→ Element data from apps and pages:

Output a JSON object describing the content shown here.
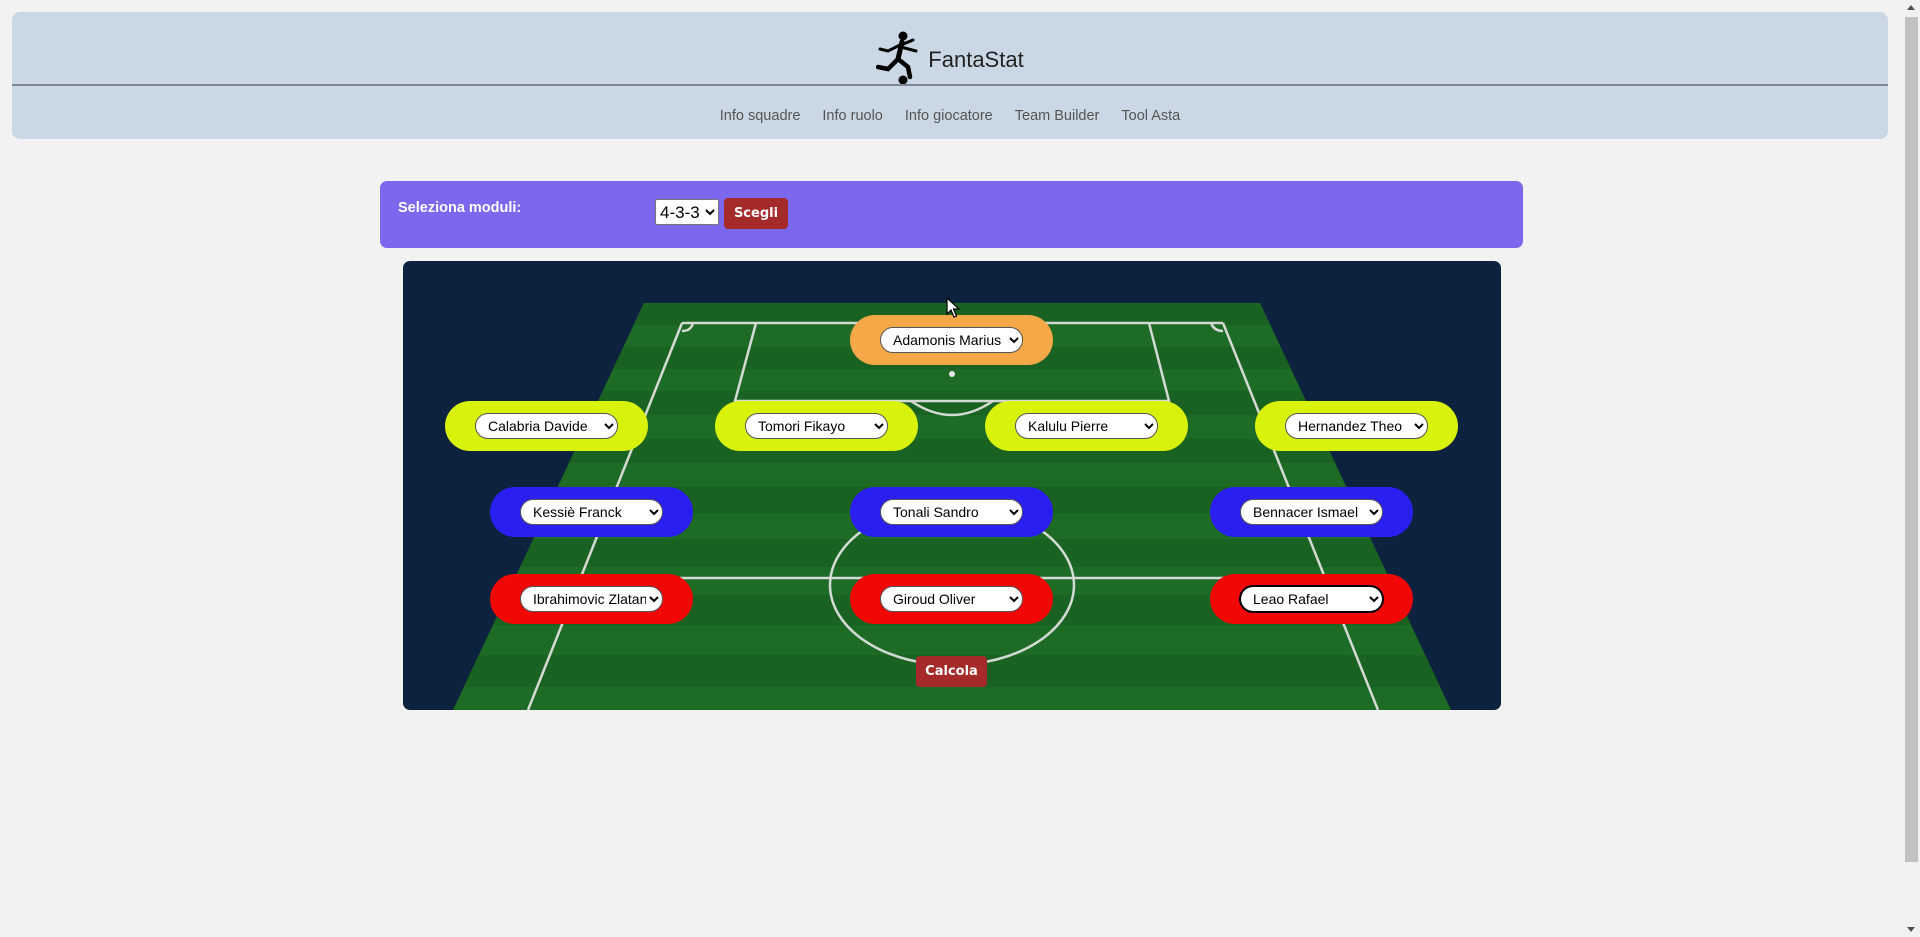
{
  "brand": {
    "name": "FantaStat",
    "icon": "soccer-player-icon"
  },
  "nav": [
    {
      "label": "Info squadre"
    },
    {
      "label": "Info ruolo"
    },
    {
      "label": "Info giocatore"
    },
    {
      "label": "Team Builder"
    },
    {
      "label": "Tool Asta"
    }
  ],
  "modules": {
    "label": "Seleziona moduli:",
    "selected": "4-3-3",
    "button": "Scegli"
  },
  "lineup": {
    "goalkeeper": [
      "Adamonis Marius"
    ],
    "defenders": [
      "Calabria Davide",
      "Tomori Fikayo",
      "Kalulu Pierre",
      "Hernandez Theo"
    ],
    "midfielders": [
      "Kessiè Franck",
      "Tonali Sandro",
      "Bennacer Ismael"
    ],
    "forwards": [
      "Ibrahimovic Zlatan",
      "Giroud Oliver",
      "Leao Rafael"
    ]
  },
  "colors": {
    "goalkeeper": "#f5a848",
    "defender": "#d8f20b",
    "midfielder": "#2a1ff0",
    "forward": "#f20707",
    "module_bar": "#7b68ee",
    "button": "#a52a2a",
    "header": "#c9d8e4",
    "pitch_bg": "#0d223f"
  },
  "calcola_button": "Calcola"
}
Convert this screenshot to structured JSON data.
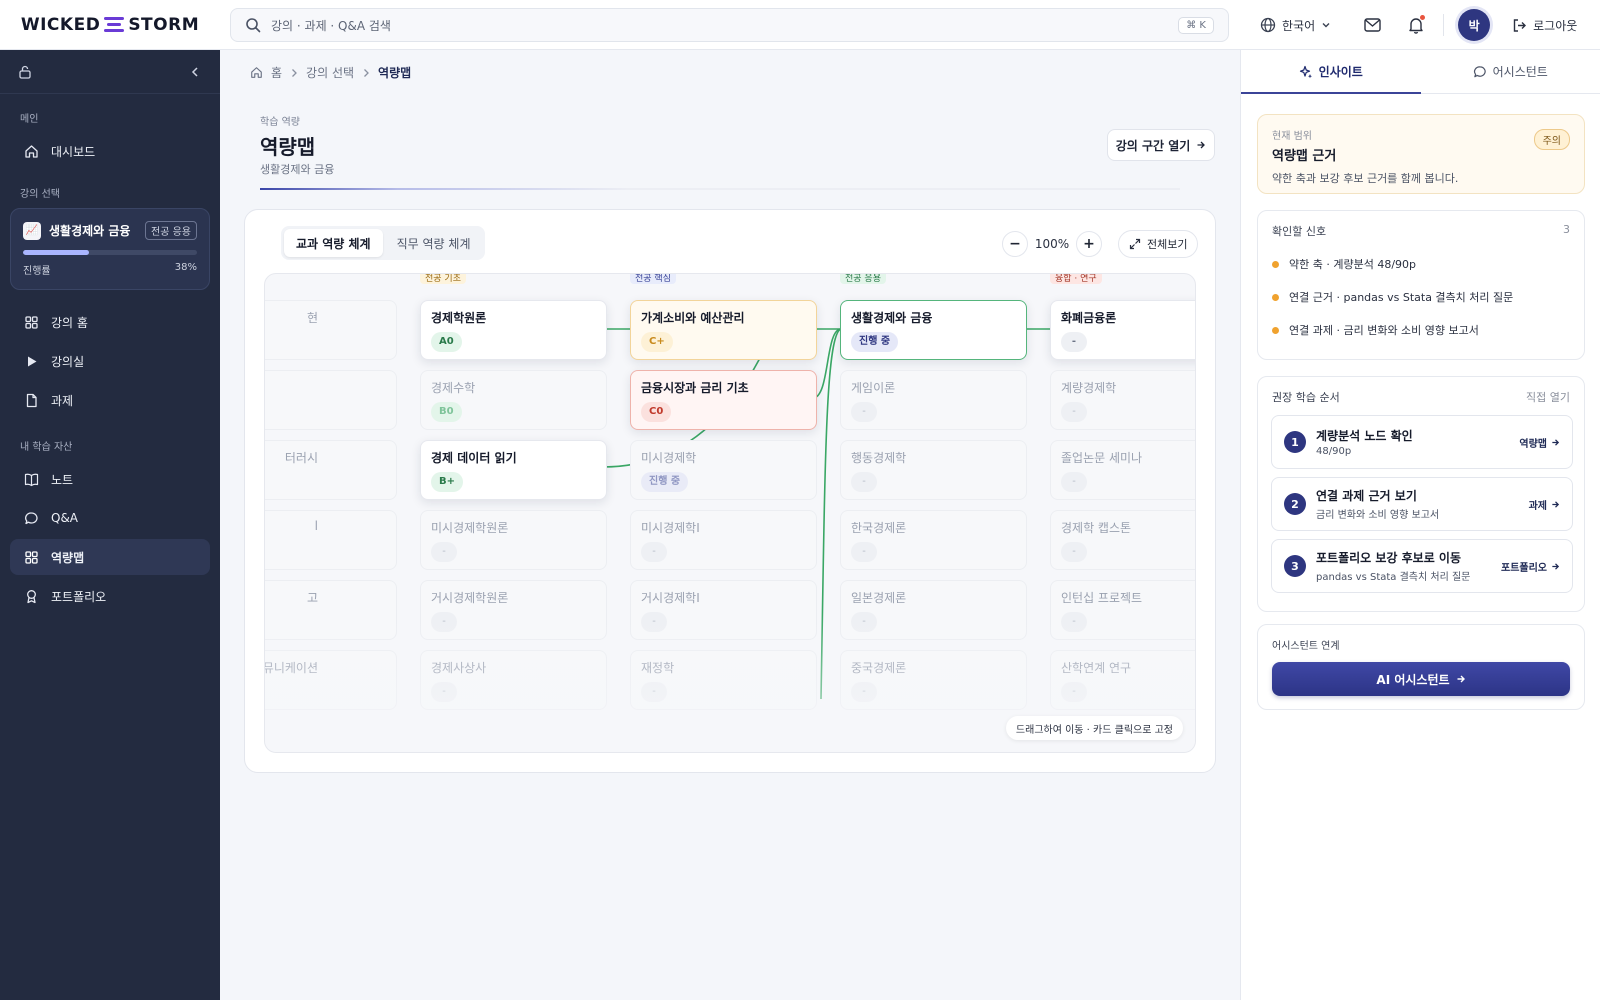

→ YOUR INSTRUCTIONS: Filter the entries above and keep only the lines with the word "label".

→ SOLUTION:
      "label": "Info squadre"
      "label": "Info ruolo"
      "label": "Info giocatore"
      "label": "Team Builder"
      "label": "Tool Asta"
    "label": "Seleziona moduli:",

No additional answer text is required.